There is another staff member a little sheepish in her presence and almost cowering when he returns to the towel stand. We connected earlier because he found out I live in Pittsburgh, he is a lifelong Steelers fan, I am not but I didn’t break his heart.
“Hey don’t worry about her. Trust me there is no pleasing her. If she didn’t have a seat she wouldn’t be satisfied until you built her one from scratch. Even then, she’d wait until you were done to demand it was reclaimed wood. Just ignore her, she will bark at someone else, I promise you.” He gave me a knowing glance, and I walked away.
Espresso, No Coffee
My family had just completed our brief stay at Hotel Confidante (my review is here) and we packed up. When we reached the front desk, my wife and I took one look at a line of about 30 people (2:30PM – both late checkouts are leaving and normal check-ins are taking place), and decided that scene isn’t for us. I emailed MyConcierge from Hyatt and mentioned we were heading out but would not check out at the front desk, please ensure we were not charged for breakfast or the bottle of water in our room.
My wife and daughter went to our car in the driveway, the valet had already brought it around – that’s the kind of service you should expect for $44/nt plus tax. I went inside for tipping change at the little coffee shop, Cafecito. Like a bad punch line, Tennis Skirt is in front of me by about three seconds ordering coffee, sort of.
“I’ll have a hot tea, decaf and double espresso with no coffee.”
A pair of confused and soon-to-be-abused staff members look back at Tennis Skirt like they either heard her wrong or she has no idea what coffee is.
“Miss, coffee is made from espresso beans, and espresso from coffee beans. There is no way to have espresso without coffee, decaf or otherwise.” The barista was in his early 60s, grandfatherly, Spanish-speaking and just loved to make a perfect cup of joe. He is looking at her incredulously when she challenges back.
“No, I want a hot tea, decaf coffee and double espresso with no coffee – a doppio.”
A second staff member steps in to try and clarify her order.
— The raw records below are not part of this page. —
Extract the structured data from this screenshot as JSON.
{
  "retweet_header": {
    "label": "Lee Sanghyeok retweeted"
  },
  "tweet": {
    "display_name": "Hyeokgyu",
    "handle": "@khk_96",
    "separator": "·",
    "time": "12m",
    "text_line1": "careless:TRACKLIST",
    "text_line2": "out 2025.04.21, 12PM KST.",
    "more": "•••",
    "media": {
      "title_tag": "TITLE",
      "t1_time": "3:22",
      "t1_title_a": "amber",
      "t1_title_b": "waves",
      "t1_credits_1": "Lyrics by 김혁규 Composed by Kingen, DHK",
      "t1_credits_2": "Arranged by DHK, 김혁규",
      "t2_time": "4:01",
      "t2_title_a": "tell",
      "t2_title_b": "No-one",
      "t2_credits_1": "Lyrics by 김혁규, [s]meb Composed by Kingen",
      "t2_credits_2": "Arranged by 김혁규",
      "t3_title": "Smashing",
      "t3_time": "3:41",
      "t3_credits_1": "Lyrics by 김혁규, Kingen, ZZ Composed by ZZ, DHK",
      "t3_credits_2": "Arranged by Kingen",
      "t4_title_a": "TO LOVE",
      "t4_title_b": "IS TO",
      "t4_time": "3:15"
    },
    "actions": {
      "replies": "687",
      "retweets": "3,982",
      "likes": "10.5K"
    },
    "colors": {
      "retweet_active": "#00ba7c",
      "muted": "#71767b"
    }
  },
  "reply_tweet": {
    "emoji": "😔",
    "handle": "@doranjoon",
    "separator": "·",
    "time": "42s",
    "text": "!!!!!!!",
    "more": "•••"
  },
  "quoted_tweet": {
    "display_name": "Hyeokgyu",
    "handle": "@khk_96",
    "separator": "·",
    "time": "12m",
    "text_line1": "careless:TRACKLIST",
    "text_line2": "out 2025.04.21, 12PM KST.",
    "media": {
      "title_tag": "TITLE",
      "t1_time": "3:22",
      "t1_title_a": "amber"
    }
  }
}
There is some conversing between the staff member and the barista who is saying in Spanish that you can’t have espresso without coffee, the younger (presumably American) staff member explaining that she just wants a double espresso and agreeing that yes, you cannot have an espresso without coffee in it.
“You know what, I’ll just go to Starbucks, they know how to make a doppio –“ she interjects while people are intervening on her behalf to try to get her drinks without laughing at her.
I foolishly step in. “Espresso is a coffee product, you can’t have espresso without coffee.”
“But is it made with espresso beans?” she retorts.
You know what? That’s 90% marketing – I stop my thoughts from reaching my mouth and becoming words. Instead I just say, “Yes.”
The barista mumbles again in Spanish that you can’t have espresso without “café”, we discuss the crazy lady for a second as she walks away drinks in hand. A full ten minutes after I arrived for tipping change for so that I can tip the valet I end up bonding with the barista and tipping him too out of general American obligation and guilt.
I am sure there are worse hotel guests, but Tennis Skirt was just the lowest type of human being to me, constantly expecting staff members to do the impossible like removing coffee from espresso beans and creating pool loungers out of nothing. We had encountered her three times from 10:30 to 2:30 and 100% of the time she was rude to staff, demanding, and embarrassing to be near.
How do you handle people like this one? Do you say something or do you avoid them? Do you write blog posts about them?